Noise Reduction and Sharpening


Today’s Question: In the Detail section for Adobe Lightroom or Camera Raw what do you suggest for the different slider values for both reducing noise and sharpening the image?

Tim’s Quick Answer: As a general rule, the sharpening applied to the initial raw capture (not for final output) should be minimal, so that it is just enough to compensate for a loss of fine detail in the original capture. Noise reduction should generally be applied in moderation as well, to avoid reducing the sharpness and color accuracy of the image.

More Detail: In some respects, sharpening and noise reduction are performing opposite tasks, and so it is important to be careful not to get too aggressive with one at the detriment of the other.

For sharpening, the key settings are Amount and Radius. The Amount value controls the strength of the sharpening effect, and in Lightroom or Camera Raw I recommend keeping the value for Amount below about 75. Generally, a value somewhere between 25 and 50 will work well for most images.

For the Radius slider, you will generally want to use a value of 1.0 or lower. For images with significant fine detail you may want to use a lower value of around perhaps 0.6 to 0.9, using a slightly higher value for Amount to compensate. For images without much fine detail, you might want to use a higher value for Radius (perhaps as high as 2.0), but with a lower value for Amount to compensate for the larger size of the sharpening effect.

The Detail and Masking controls enable you to limit the sharpening to only the areas that contain detail and texture.

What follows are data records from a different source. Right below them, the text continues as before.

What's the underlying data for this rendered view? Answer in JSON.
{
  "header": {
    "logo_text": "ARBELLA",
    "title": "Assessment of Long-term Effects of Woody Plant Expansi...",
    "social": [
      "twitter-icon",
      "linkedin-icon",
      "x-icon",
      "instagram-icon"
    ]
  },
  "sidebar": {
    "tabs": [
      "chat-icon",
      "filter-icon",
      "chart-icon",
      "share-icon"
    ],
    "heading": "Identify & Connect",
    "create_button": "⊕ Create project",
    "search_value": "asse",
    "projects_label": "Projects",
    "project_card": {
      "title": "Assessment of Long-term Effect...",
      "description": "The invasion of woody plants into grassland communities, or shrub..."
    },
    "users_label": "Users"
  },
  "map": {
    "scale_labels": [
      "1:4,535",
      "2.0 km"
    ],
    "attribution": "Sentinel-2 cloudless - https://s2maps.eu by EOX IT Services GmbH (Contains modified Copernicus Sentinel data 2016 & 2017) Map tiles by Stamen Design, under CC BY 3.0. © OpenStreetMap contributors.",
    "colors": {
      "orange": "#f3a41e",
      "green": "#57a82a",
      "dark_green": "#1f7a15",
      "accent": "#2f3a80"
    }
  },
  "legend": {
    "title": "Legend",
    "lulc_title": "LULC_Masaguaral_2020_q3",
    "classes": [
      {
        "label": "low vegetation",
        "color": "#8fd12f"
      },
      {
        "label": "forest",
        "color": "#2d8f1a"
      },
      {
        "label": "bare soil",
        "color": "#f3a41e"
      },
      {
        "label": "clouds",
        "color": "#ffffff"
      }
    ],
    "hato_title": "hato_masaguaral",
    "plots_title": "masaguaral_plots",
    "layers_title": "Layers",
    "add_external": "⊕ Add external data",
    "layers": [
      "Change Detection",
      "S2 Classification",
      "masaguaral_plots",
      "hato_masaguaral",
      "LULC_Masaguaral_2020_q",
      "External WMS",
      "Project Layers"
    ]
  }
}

Increasing the value for Detail will result in more enhancement of details in the photo. By contrast, increasing the value for Masking will enable you to focus the sharpening effect to only areas with texture, so that smooth areas of the photo will not be sharpened.

For noise reduction, the key settings are Luminance (for noise exhibited by variations in tonal values) and Color (for noise exhibited by variations in color values). The Luminance and Color sliders control the strength of the noise-reduction effect. Obviously you want to make sure you apply enough noise reduction to improve the appearance of the photo. It is important, however, not to use a value that is too high, as doing so can degrade image quality.

The Luminance slider is the more critical of these two, because increasing the value for Luminance to a high value will seriously degrade the texture and detail in a photo, adding what is essentially a blur effect. I try to limit the value for Luminance to around 10 or so, recognizing that this is a compromise when noise is significant in the photo.

You can be a little more aggressive with the Color slider, and I consider values up to around 60 or so to be safe in most cases. Going too high can result in some unwanted blending of colors in the photo, especially along edges where different colors meet.

For both the Luminance and Color noise reduction adjustments, I recommend using a rather low value for Detail. I try to keep this setting below about 25. When using a higher value for Detail you’ll want to make sure that you aren’t seeing individual pixels appearing that strongly contrast with surrounding areas, as this is a common side-effect of a value for Detail that is too high.

For Color noise reduction you can generally use a rather high value for Smoothness, which can help blend color variations left behind by color noise reduction, and greatly enhance the final effect. I often use a value of 80 or more for the Smoothness slider.

It is important to keep in mind that all of these settings will vary based on the content of the image you’re working on, your own preferences and priorities for the image, and other factors. Use the above information as a guide, and fine-tune as needed based on the individual image you’re working on at any given time.